Problem requirements — Write the records out once more, exactly as they are given.

Material for the task —
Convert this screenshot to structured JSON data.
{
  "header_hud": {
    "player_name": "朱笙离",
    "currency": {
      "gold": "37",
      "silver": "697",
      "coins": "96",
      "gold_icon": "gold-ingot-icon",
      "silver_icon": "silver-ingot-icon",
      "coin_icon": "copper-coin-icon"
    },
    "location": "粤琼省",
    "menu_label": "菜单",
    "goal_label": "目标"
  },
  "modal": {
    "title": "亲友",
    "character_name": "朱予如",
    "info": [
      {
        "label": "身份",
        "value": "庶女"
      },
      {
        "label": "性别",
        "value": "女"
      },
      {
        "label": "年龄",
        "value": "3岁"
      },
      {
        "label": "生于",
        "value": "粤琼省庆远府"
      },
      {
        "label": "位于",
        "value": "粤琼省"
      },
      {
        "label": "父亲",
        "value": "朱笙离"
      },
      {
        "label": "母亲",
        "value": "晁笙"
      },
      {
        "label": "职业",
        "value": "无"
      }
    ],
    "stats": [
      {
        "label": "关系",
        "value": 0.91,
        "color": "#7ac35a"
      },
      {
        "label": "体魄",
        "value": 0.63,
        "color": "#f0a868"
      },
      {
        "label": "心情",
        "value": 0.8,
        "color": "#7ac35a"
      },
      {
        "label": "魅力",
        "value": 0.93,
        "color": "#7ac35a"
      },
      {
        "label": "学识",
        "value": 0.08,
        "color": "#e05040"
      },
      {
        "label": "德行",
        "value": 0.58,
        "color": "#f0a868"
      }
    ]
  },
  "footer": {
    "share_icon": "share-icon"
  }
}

Response below —
Convert this screenshot to structured JSON data.
{
  "header_hud": {
    "player_name": "朱笙离",
    "currency": {
      "gold": "37",
      "silver": "697",
      "coins": "96",
      "gold_icon": "gold-ingot-icon",
      "silver_icon": "silver-ingot-icon",
      "coin_icon": "copper-coin-icon"
    },
    "location": "粤琼省",
    "menu_label": "菜单",
    "goal_label": "目标"
  },
  "modal": {
    "title": "亲友",
    "character_name": "朱予如",
    "info": [
      {
        "label": "身份",
        "value": "庶女"
      },
      {
        "label": "性别",
        "value": "女"
      },
      {
        "label": "年龄",
        "value": "3岁"
      },
      {
        "label": "生于",
        "value": "粤琼省庆远府"
      },
      {
        "label": "位于",
        "value": "粤琼省"
      },
      {
        "label": "父亲",
        "value": "朱笙离"
      },
      {
        "label": "母亲",
        "value": "晁笙"
      },
      {
        "label": "职业",
        "value": "无"
      }
    ],
    "stats": [
      {
        "label": "关系",
        "value": 0.91,
        "color": "#7ac35a"
      },
      {
        "label": "体魄",
        "value": 0.63,
        "color": "#f0a868"
      },
      {
        "label": "心情",
        "value": 0.8,
        "color": "#7ac35a"
      },
      {
        "label": "魅力",
        "value": 0.93,
        "color": "#7ac35a"
      },
      {
        "label": "学识",
        "value": 0.08,
        "color": "#e05040"
      },
      {
        "label": "德行",
        "value": 0.58,
        "color": "#f0a868"
      }
    ]
  },
  "footer": {
    "share_icon": "share-icon"
  }
}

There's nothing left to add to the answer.